● Work required: Go over the lines below, and when one contains the word "LISTENING", copy it.

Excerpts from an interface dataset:
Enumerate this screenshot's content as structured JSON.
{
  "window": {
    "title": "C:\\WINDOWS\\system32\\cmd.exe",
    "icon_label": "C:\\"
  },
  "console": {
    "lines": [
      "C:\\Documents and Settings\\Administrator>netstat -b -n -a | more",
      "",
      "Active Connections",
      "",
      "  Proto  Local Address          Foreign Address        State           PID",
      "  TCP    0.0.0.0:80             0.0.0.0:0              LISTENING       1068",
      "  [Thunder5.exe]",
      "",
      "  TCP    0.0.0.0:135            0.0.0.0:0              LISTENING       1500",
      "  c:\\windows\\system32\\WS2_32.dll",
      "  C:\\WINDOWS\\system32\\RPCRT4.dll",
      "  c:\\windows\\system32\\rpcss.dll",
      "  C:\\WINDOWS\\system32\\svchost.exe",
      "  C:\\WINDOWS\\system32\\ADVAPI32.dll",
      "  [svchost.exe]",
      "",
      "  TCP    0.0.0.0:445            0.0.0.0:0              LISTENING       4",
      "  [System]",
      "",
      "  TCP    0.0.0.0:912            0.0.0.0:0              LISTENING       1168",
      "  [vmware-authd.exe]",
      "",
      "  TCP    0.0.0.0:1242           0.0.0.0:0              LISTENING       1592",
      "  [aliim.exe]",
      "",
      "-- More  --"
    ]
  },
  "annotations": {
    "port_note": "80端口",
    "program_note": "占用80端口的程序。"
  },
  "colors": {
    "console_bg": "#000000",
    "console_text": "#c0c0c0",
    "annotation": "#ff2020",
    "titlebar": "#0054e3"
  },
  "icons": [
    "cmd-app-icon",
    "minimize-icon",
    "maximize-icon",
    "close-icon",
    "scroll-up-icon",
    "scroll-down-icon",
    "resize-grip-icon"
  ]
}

● Exercise response:
      "  TCP    0.0.0.0:80             0.0.0.0:0              LISTENING       1068",
      "  TCP    0.0.0.0:135            0.0.0.0:0              LISTENING       1500",
      "  TCP    0.0.0.0:445            0.0.0.0:0              LISTENING       4",
      "  TCP    0.0.0.0:912            0.0.0.0:0              LISTENING       1168",
      "  TCP    0.0.0.0:1242           0.0.0.0:0              LISTENING       1592",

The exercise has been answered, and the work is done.